Precious frog. That's the meaning of Rana pretiosa, the scientific name for the Oregon spotted frog, and a fitting one for a disappearing native. But there's good news to celebrate: more than 500 Oregon spotted frogs reared at Woodland Park Zoo were released last week into marshy wetlands at a protected site in Pierce County. These precious frogs will help rebuild the wild population in their native Northwest.
|Dr. Jennifer Pramuk, Woodland Park Zoo curator, packing frogs for an early morning release. Photo by Jeremy Dwyer-Lindgren/Woodland Park Zoo.|
The frogs were collected from wetlands as eggs and placed at the zoo for hatching and rearing for several months in a predator-free home as they transformed from tadpole to juveniles. This head start increases their chance for survival by giving them a safe place to grow until they are large enough to avoid predators.
|The frogs were packed into containers and transferred from the zoo to the release site in Pierce County. Photo by Jeremy Dwyer-Lindgren/Woodland Park Zoo.|
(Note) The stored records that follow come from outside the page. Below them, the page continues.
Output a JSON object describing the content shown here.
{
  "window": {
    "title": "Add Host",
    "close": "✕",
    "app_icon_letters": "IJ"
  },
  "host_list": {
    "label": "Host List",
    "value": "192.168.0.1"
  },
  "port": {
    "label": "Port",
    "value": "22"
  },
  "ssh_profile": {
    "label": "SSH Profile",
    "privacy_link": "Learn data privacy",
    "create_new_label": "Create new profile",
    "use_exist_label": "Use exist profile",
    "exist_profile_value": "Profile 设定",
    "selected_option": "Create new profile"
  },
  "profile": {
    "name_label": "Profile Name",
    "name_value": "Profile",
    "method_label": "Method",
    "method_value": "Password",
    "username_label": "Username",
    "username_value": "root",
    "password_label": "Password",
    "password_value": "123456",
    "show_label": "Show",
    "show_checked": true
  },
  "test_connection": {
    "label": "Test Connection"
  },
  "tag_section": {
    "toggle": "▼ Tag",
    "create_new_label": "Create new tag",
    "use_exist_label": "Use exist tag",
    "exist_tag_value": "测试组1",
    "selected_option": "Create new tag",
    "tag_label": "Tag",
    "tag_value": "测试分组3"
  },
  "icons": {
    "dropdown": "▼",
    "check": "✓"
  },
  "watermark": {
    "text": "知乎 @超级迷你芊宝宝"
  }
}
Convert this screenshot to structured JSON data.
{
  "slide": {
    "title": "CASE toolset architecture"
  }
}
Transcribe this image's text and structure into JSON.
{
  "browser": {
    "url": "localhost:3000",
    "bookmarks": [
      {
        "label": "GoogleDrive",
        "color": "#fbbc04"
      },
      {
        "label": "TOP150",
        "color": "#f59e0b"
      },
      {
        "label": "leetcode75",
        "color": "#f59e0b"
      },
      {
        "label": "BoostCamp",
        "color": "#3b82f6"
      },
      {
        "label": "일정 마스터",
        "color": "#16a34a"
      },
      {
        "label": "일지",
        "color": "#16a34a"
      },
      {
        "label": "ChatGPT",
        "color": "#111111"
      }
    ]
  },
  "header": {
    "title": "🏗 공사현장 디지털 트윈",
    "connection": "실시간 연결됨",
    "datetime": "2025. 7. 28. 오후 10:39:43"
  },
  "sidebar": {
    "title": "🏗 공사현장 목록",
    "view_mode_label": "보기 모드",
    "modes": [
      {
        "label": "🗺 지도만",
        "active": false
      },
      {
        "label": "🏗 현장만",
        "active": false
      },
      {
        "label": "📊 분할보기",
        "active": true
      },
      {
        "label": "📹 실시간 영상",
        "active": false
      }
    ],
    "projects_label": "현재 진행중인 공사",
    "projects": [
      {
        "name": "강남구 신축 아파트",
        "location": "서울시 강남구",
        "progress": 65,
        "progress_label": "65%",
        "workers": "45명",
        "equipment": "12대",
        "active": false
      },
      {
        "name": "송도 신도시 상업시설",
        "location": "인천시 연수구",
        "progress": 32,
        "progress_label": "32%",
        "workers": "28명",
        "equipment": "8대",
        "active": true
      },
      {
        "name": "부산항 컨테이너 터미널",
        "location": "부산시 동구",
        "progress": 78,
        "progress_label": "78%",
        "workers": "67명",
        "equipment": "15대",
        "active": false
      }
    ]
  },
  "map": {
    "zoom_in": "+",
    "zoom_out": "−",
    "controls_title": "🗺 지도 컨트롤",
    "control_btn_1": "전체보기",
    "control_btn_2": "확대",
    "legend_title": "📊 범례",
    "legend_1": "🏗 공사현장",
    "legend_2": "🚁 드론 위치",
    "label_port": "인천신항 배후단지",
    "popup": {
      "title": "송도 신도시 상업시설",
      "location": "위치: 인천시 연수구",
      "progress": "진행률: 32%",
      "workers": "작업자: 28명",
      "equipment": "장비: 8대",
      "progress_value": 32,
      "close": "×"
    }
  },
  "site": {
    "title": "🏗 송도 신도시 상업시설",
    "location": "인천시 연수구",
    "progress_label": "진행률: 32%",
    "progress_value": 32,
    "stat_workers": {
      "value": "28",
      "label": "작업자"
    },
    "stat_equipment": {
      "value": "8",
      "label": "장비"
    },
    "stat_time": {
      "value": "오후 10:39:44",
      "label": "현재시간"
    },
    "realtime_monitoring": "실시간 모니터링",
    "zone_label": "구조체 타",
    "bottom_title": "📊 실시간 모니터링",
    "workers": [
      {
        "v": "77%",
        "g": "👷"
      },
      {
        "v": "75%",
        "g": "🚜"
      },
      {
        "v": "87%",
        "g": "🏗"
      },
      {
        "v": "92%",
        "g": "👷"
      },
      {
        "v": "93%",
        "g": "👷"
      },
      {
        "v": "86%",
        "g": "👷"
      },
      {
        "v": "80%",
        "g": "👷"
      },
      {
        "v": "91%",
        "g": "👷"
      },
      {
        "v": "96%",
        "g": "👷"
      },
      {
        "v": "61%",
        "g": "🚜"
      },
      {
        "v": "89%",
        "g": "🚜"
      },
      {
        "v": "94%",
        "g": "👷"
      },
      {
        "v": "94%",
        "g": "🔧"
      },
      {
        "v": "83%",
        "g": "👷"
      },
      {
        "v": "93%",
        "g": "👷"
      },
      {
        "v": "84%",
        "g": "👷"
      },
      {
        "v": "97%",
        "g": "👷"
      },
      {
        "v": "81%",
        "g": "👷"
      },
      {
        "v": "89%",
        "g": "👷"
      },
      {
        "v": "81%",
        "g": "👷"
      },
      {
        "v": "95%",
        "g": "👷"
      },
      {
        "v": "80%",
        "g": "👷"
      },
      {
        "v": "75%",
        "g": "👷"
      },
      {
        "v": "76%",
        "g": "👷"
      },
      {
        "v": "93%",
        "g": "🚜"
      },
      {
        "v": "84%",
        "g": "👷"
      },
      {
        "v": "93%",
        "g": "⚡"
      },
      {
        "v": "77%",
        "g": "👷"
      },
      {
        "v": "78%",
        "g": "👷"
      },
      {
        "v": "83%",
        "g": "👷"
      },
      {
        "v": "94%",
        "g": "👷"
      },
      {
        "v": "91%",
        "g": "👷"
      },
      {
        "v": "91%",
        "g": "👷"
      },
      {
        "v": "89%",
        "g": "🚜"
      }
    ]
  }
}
Head starting and releasing the frogs is part of a cooperative program with Woodland Park Zoo, Northwest Trek Wildlife Park, Washington Department of Fish and Wildlife, the Sustainability in Prisons Project, and other zoos and state and federal agencies.
Washington declared the Oregon spotted frog an endangered species in 1997, and on August 28, 2014, the U.S. Fish and Wildlife Service listed the frog as a threatened species under the Endangered Species Act. It historically ranged from southwestern British Columbia to northeastern California. However, scientists have seen populations plummet, driving the frog toward extinction.
|Transferring frogs from the zoo's rearing facility into temporary containers before the release. Photo by Jeremy Dwyer-Lindgren/Woodland Park Zoo.|
The native amphibian has lost ground to habitat loss from draining and development, disease and the introduction of invasive species such as the American bullfrog.
The Oregon spotted frog recovery project, part of Woodland Park Zoo's Living Northwest conservation program, began in 2007. “This conservation recovery project gives hope for the precious frogs to recover,” said Dr. Jennifer Pramuk, a curator and reptile and amphibian expert at Woodland Park Zoo. “Helping to save species takes many, many hands on all levels.”
|An adult Oregon spotted frog at Woodland Park Zoo. Photo by Ryan Hawk/Woodland Park Zoo.|
More than 5,000 frogs have been released since the program began. “It takes a great deal of effort to get a population growing,” said Lisa Hallock, a wildlife biologist for Washington Department of Fish and Wildlife. “We want to make sure that we do all we can to re-establish these frogs in the wild.”
Saving these frogs isn't just the work of conservationists and governments—you can help at home too!
Here are just a few actions you can take in your household or community on behalf of native Northwest amphibians:
- Eliminate the use of pesticides in your garden. Pesticides can wash into waterways, polluting them.
- Use native plants in your garden, which require less water and fertilizer to maintain.
- Call a local animal shelter when you need to find a new home for an unwanted pet or animal. Releasing pets carelessly into habitats can displace native species and disrupt ecosystem health.
- Share this story to encourage your friends to join you in supporting wetlands conservation for the benefit of wildlife and people.